__Task to complete__: Work out how many lines in the data that follows contain "screenshot". Write nothing but the number.

++++ Provided entries

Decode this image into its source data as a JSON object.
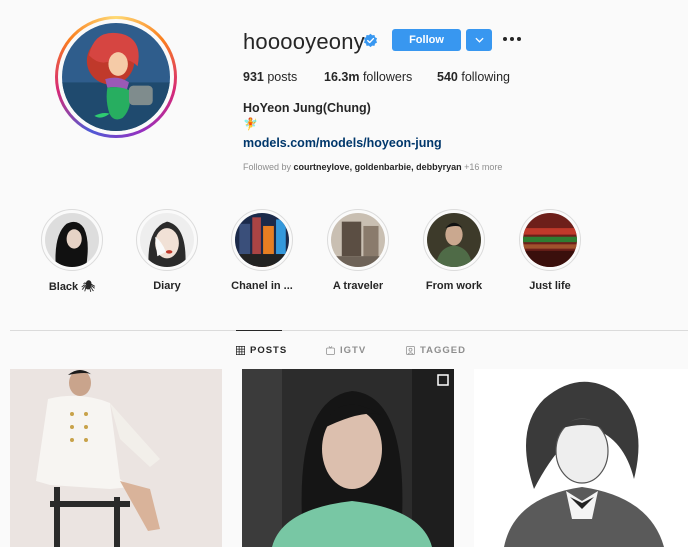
{
  "profile": {
    "username": "hooooyeony",
    "follow_label": "Follow",
    "full_name": "HoYeon Jung(Chung)",
    "bio_emoji": "🧚",
    "link": "models.com/models/hoyeon-jung",
    "followed_by_prefix": "Followed by",
    "followed_by_names": "courtneylove, goldenbarbie, debbyryan",
    "followed_by_more": "+16 more"
  },
  "stats": {
    "posts_count": "931",
    "posts_label": "posts",
    "followers_count": "16.3m",
    "followers_label": "followers",
    "following_count": "540",
    "following_label": "following"
  },
  "highlights": [
    {
      "label": "Black 🕷"
    },
    {
      "label": "Diary"
    },
    {
      "label": "Chanel in ..."
    },
    {
      "label": "A traveler"
    },
    {
      "label": "From work"
    },
    {
      "label": "Just life"
    }
  ],
  "tabs": {
    "posts": "POSTS",
    "igtv": "IGTV",
    "tagged": "TAGGED"
  },
  "colors": {
    "follow_blue": "#3897f0",
    "link_blue": "#00376b",
    "verified_blue": "#3897f0"
  }
}
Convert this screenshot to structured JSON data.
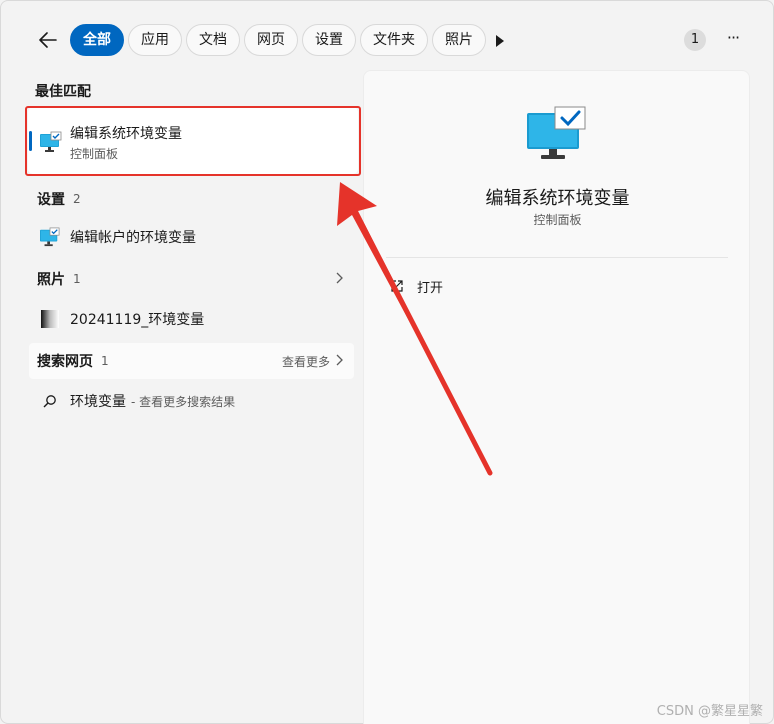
{
  "filters": {
    "chips": [
      "全部",
      "应用",
      "文档",
      "网页",
      "设置",
      "文件夹",
      "照片"
    ],
    "active_index": 0,
    "notification_count": "1",
    "menu_label": "···"
  },
  "best_match": {
    "header": "最佳匹配",
    "title": "编辑系统环境变量",
    "subtitle": "控制面板"
  },
  "settings": {
    "header": "设置",
    "count": "2",
    "items": [
      "编辑帐户的环境变量"
    ]
  },
  "photos": {
    "header": "照片",
    "count": "1",
    "items": [
      "20241119_环境变量"
    ]
  },
  "web": {
    "header": "搜索网页",
    "count": "1",
    "see_more": "查看更多",
    "query": "环境变量",
    "query_suffix": "- 查看更多搜索结果"
  },
  "detail": {
    "title": "编辑系统环境变量",
    "subtitle": "控制面板",
    "actions": [
      "打开"
    ]
  },
  "watermark": "CSDN @繁星星繁",
  "colors": {
    "accent": "#0067c0",
    "highlight": "#e5332a",
    "monitor": "#1fa3d7"
  }
}
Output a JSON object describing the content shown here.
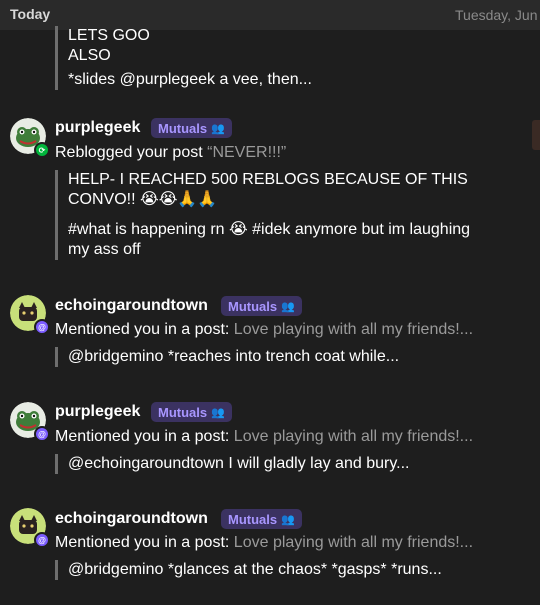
{
  "header": {
    "today_label": "Today",
    "date_label": "Tuesday, Jun"
  },
  "top_quote": {
    "lines": [
      "LETS GOO",
      "ALSO",
      "*slides @purplegeek a vee, then..."
    ]
  },
  "notifications": [
    {
      "username": "purplegeek",
      "badge": "Mutuals",
      "action": "Reblogged your post",
      "post_title": "“NEVER!!!”",
      "quote_lines": [
        "HELP- I REACHED 500 REBLOGS BECAUSE OF THIS",
        "CONVO!! 😭😭🙏🙏",
        "#what is happening rn 😭 #idek anymore but im laughing",
        "my ass off"
      ],
      "avatar_type": "reblog"
    },
    {
      "username": "echoingaroundtown",
      "badge": "Mutuals",
      "action": "Mentioned you in a post:",
      "post_title": "Love playing with all my friends!...",
      "quote_lines": [
        "@bridgemino *reaches into trench coat while..."
      ],
      "avatar_type": "mention"
    },
    {
      "username": "purplegeek",
      "badge": "Mutuals",
      "action": "Mentioned you in a post:",
      "post_title": "Love playing with all my friends!...",
      "quote_lines": [
        "@echoingaroundtown I will gladly lay and bury..."
      ],
      "avatar_type": "mention"
    },
    {
      "username": "echoingaroundtown",
      "badge": "Mutuals",
      "action": "Mentioned you in a post:",
      "post_title": "Love playing with all my friends!...",
      "quote_lines": [
        "@bridgemino *glances at the chaos* *gasps* *runs..."
      ],
      "avatar_type": "mention"
    }
  ],
  "icons": {
    "mutuals": "people-icon",
    "reblog": "reblog-icon",
    "mention": "at-icon"
  },
  "colors": {
    "background": "#1e1e1e",
    "pill_bg": "#3b3261",
    "pill_text": "#a896ff",
    "reblog_green": "#00b53b",
    "mention_purple": "#7b5cff"
  }
}
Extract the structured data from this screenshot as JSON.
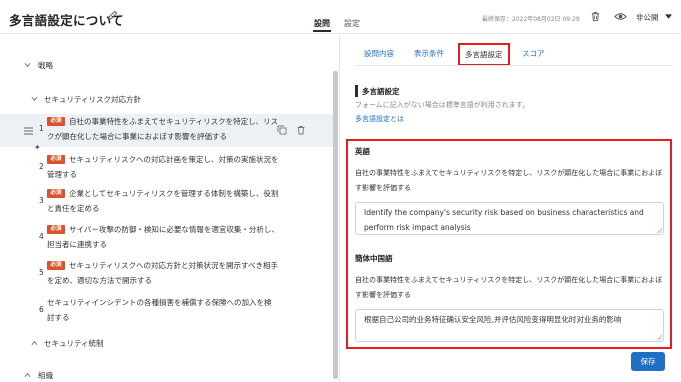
{
  "header": {
    "title": "多言語設定について",
    "tabs": [
      "設問",
      "設定"
    ],
    "saved_text": "最終保存：2022年08月02日 09:29",
    "visibility": "非公開"
  },
  "tree": {
    "l1_top": "戦略",
    "l2": "セキュリティリスク対応方針",
    "badge": "必須",
    "items": [
      {
        "num": "1",
        "text": "自社の事業特性をふまえてセキュリティリスクを特定し、リスクが顕在化した場合に事業におよぼす影響を評価する"
      },
      {
        "num": "2",
        "text": "セキュリティリスクへの対応計画を策定し、対策の実施状況を管理する"
      },
      {
        "num": "3",
        "text": "企業としてセキュリティリスクを管理する体制を構築し、役割と責任を定める"
      },
      {
        "num": "4",
        "text": "サイバー攻撃の防御・検知に必要な情報を適宜収集・分析し、担当者に連携する"
      },
      {
        "num": "5",
        "text": "セキュリティリスクへの対応方針と対策状況を開示すべき相手を定め、適切な方法で開示する"
      },
      {
        "num": "6",
        "text": "セキュリティインシデントの各種損害を補償する保険への加入を検討する"
      }
    ],
    "l1_mid": "セキュリティ統制",
    "l1_bottom": "組織"
  },
  "subtabs": [
    "設問内容",
    "表示条件",
    "多言語設定",
    "スコア"
  ],
  "section": {
    "title": "多言語設定",
    "desc": "フォームに記入がない場合は標準言語が利用されます。",
    "link": "多言語設定とは"
  },
  "languages": [
    {
      "name": "英語",
      "source": "自社の事業特性をふまえてセキュリティリスクを特定し、リスクが顕在化した場合に事業におよぼす影響を評価する",
      "translation": "Identify the company's security risk based on business characteristics and perform risk impact analysis"
    },
    {
      "name": "簡体中国語",
      "source": "自社の事業特性をふまえてセキュリティリスクを特定し、リスクが顕在化した場合に事業におよぼす影響を評価する",
      "translation": "根据自己公司的业务特征确认安全风险,并评估风险变得明显化时对业务的影响"
    }
  ],
  "save_label": "保存",
  "colors": {
    "accent": "#1f6fc4",
    "badge": "#d9542b",
    "highlight": "#e02020",
    "selected_row": "#edf0f4"
  }
}
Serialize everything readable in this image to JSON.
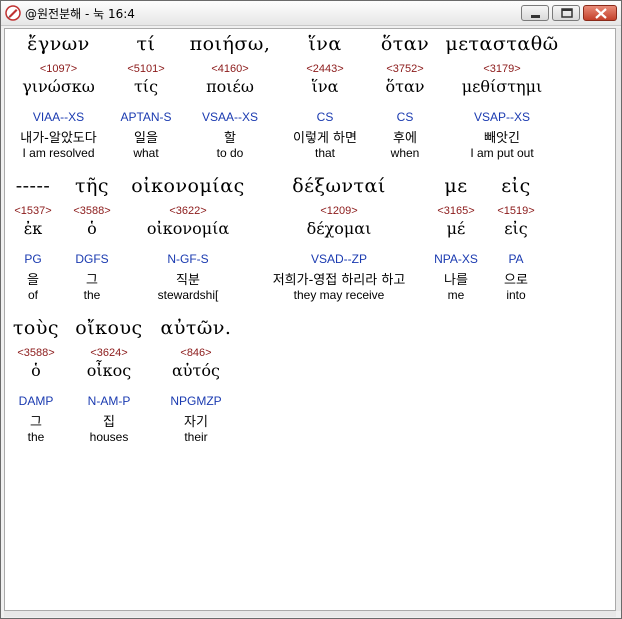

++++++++

__Written response__: 2